Noncompete News Alert: Applying the "Janitor Rule," a Georgia Court Strikes Down "In Any Capacity" Non-Compete

Date   Dec 22, 2022

Prior to the enactment of Georgia’s Restrictive Covenant Act (“RCA”) in May 2011, Georgia courts uniformly held void and unenforceable “in any capacity” non-compete provisions in the employer-employee context. “In any capacity” non-competes are those provisions that prohibit an employee from working for a competitor in any capacity and not limited to the types of duties that the employee performed for his current employer. And under Georgia’s prior common law, a court was not allowed to revise an otherwise void and unenforceable provision to render it enforceable.

Under the RCA, however, the court is expressly allowed -- but not required -- to “modify” an overbroad non-compete to render it enforceable. There have been some cases since the enactment of the RCA that have attempted to define what “modify” means under the RCA.

With this backdrop, in mid-December 2022, in Amspec, LLC v. Calhoun et al, a federal court in the Southern District of Georgia addressed a non-compete provision which stated, among other things, that the employee could not, “as an employee, employer, owner, operator ...” work for “an entity engaged in the same or similar business as AmSpec ...” where he “contribute[d] his knowledge” to that competitive company.  

After a lengthy discussion of what “contributing his knowledge” meant, the court moved to “the janitor rule,” i.e., the employee’s argument that the provision, as drafted, prohibits the employee “from working in any capacity [for a competitor] ... even if the work is not competitive with [Amspec’s] business – including, for example, working as a secretary or janitor.”  The court agreed that it was an “in any capacity” non-compete.  

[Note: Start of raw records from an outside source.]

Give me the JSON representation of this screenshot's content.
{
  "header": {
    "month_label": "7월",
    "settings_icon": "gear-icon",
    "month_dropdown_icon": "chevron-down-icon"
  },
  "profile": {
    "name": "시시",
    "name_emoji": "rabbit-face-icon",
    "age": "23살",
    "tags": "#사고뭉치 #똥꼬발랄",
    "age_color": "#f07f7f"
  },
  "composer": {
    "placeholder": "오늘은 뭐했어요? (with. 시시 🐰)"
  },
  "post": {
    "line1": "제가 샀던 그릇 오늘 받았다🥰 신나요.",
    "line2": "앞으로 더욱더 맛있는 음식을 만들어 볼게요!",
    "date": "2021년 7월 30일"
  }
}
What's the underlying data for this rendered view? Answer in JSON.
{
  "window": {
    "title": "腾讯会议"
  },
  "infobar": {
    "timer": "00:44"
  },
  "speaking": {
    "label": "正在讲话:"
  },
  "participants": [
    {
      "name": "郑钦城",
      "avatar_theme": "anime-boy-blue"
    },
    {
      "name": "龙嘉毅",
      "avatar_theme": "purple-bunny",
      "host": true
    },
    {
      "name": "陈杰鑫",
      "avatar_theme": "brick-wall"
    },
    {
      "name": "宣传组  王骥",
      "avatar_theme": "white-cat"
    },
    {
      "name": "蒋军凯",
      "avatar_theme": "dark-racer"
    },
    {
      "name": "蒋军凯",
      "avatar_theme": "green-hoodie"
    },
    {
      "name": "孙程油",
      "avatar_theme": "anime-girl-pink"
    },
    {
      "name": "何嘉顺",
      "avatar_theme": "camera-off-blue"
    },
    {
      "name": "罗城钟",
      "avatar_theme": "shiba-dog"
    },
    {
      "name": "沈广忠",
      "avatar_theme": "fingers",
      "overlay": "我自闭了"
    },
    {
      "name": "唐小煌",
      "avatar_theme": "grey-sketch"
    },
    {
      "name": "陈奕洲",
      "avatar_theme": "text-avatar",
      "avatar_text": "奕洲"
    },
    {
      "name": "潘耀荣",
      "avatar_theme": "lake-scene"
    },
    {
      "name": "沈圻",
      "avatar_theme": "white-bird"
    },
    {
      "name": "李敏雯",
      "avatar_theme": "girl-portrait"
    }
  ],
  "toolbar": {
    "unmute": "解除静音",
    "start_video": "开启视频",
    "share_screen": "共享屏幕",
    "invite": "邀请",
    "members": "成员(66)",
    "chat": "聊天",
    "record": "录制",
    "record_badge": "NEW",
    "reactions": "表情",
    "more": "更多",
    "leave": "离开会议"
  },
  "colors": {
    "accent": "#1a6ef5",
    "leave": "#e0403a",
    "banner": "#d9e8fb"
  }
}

Relying on a 2022 Georgia Court of Appeals decision, Burbach v. Motorsports of Conyers, LLC, the AmSpec court then held that “in any capacity” non-compete provisions are void and unenforceable. The court then exercised its discretion to decline to modify the agreement to make it enforceable. In doing so, it reasoned that AmSpec did not offer a more narrow interpretation of the non-compete that would narrow it to prohibit the employee from performing similar services to those he performed on behalf of AmSpec and, thus, it would not offer more narrow language for Amspec. 

It is worth noting that the Burbach court (on which the Amspec court relied), in reaching its decision, adhered to Georgia common law that preceded the RCA’s enactment. It is also worth noting that on December 20, 2022, the Georgia Supreme Court agreed to hear an appeal of the Burbach decision.

Bottom Line: Under Amspec and Burbach – at least while it is being appealed – companies would be wise to review their Georgia restrictive covenant agreements and ensure that any non-compete provisions contain, among other things, a limitation on the types of duties that an employee is prohibited from performing on behalf of a competitor.   

Jeff Mokotoff is Co-Chair of FordHarrison’s Non-Compete, Trade Secrets and Business Litigation practice group. If you have any questions regarding this decision, please feel free to contact Jeff at Of course, you can also contact the FordHarrison attorney with whom you usually work.